* _EXERCISE MATERIAL_
☆ ☆ ☆ ☆ ☆

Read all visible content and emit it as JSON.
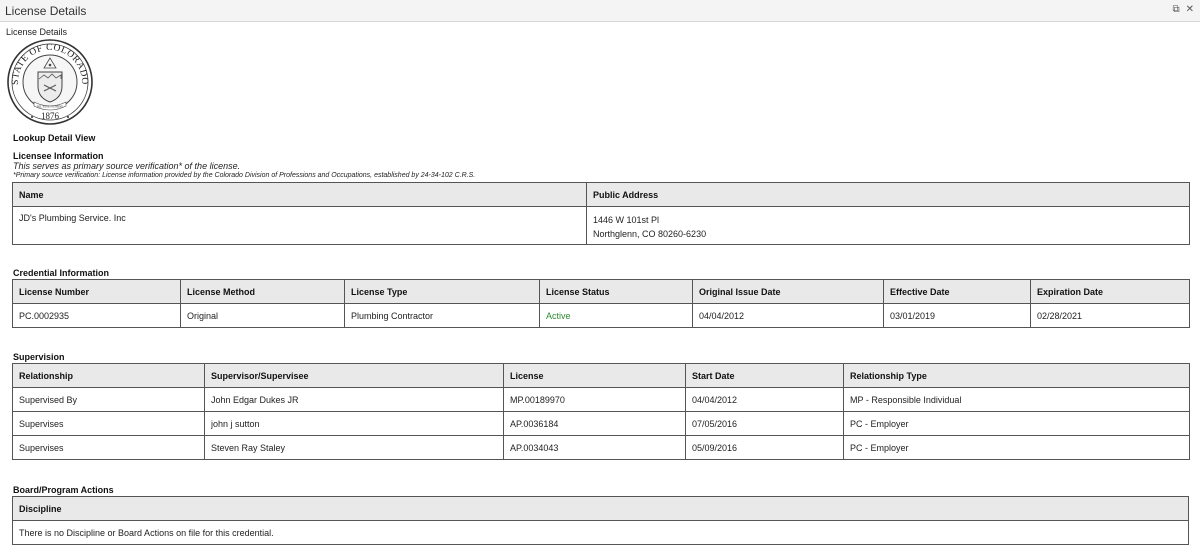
{
  "window": {
    "title": "License Details",
    "restore_glyph": "⧉",
    "close_glyph": "✕"
  },
  "page": {
    "subtitle": "License Details"
  },
  "seal": {
    "top_text": "STATE OF COLORADO",
    "motto": "NIL SINE NUMINE",
    "year": "1876"
  },
  "lookup_title": "Lookup Detail View",
  "licensee": {
    "section_title": "Licensee Information",
    "note": "This serves as primary source verification* of the license.",
    "footnote": "*Primary source verification: License information provided by the Colorado Division of Professions and Occupations, established by 24-34-102 C.R.S.",
    "headers": {
      "name": "Name",
      "address": "Public Address"
    },
    "name": "JD's Plumbing Service. Inc",
    "address_line1": "1446 W 101st Pl",
    "address_line2": "Northglenn, CO 80260-6230"
  },
  "credential": {
    "section_title": "Credential Information",
    "headers": [
      "License Number",
      "License Method",
      "License Type",
      "License Status",
      "Original Issue Date",
      "Effective Date",
      "Expiration Date"
    ],
    "row": [
      "PC.0002935",
      "Original",
      "Plumbing Contractor",
      "Active",
      "04/04/2012",
      "03/01/2019",
      "02/28/2021"
    ],
    "status_color": "#2e8b2e"
  },
  "supervision": {
    "section_title": "Supervision",
    "headers": [
      "Relationship",
      "Supervisor/Supervisee",
      "License",
      "Start Date",
      "Relationship Type"
    ],
    "rows": [
      [
        "Supervised By",
        "John Edgar Dukes JR",
        "MP.00189970",
        "04/04/2012",
        "MP - Responsible Individual"
      ],
      [
        "Supervises",
        "john j sutton",
        "AP.0036184",
        "07/05/2016",
        "PC - Employer"
      ],
      [
        "Supervises",
        "Steven Ray Staley",
        "AP.0034043",
        "05/09/2016",
        "PC - Employer"
      ]
    ]
  },
  "board": {
    "section_title": "Board/Program Actions",
    "header": "Discipline",
    "message": "There is no Discipline or Board Actions on file for this credential."
  }
}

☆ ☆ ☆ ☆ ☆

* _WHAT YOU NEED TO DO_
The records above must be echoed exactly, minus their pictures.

* _THE ANSWER_
Read all visible content and emit it as JSON.
{
  "window": {
    "title": "License Details",
    "restore_glyph": "⧉",
    "close_glyph": "✕"
  },
  "page": {
    "subtitle": "License Details"
  },
  "seal": {
    "top_text": "STATE OF COLORADO",
    "motto": "NIL SINE NUMINE",
    "year": "1876"
  },
  "lookup_title": "Lookup Detail View",
  "licensee": {
    "section_title": "Licensee Information",
    "note": "This serves as primary source verification* of the license.",
    "footnote": "*Primary source verification: License information provided by the Colorado Division of Professions and Occupations, established by 24-34-102 C.R.S.",
    "headers": {
      "name": "Name",
      "address": "Public Address"
    },
    "name": "JD's Plumbing Service. Inc",
    "address_line1": "1446 W 101st Pl",
    "address_line2": "Northglenn, CO 80260-6230"
  },
  "credential": {
    "section_title": "Credential Information",
    "headers": [
      "License Number",
      "License Method",
      "License Type",
      "License Status",
      "Original Issue Date",
      "Effective Date",
      "Expiration Date"
    ],
    "row": [
      "PC.0002935",
      "Original",
      "Plumbing Contractor",
      "Active",
      "04/04/2012",
      "03/01/2019",
      "02/28/2021"
    ],
    "status_color": "#2e8b2e"
  },
  "supervision": {
    "section_title": "Supervision",
    "headers": [
      "Relationship",
      "Supervisor/Supervisee",
      "License",
      "Start Date",
      "Relationship Type"
    ],
    "rows": [
      [
        "Supervised By",
        "John Edgar Dukes JR",
        "MP.00189970",
        "04/04/2012",
        "MP - Responsible Individual"
      ],
      [
        "Supervises",
        "john j sutton",
        "AP.0036184",
        "07/05/2016",
        "PC - Employer"
      ],
      [
        "Supervises",
        "Steven Ray Staley",
        "AP.0034043",
        "05/09/2016",
        "PC - Employer"
      ]
    ]
  },
  "board": {
    "section_title": "Board/Program Actions",
    "header": "Discipline",
    "message": "There is no Discipline or Board Actions on file for this credential."
  }
}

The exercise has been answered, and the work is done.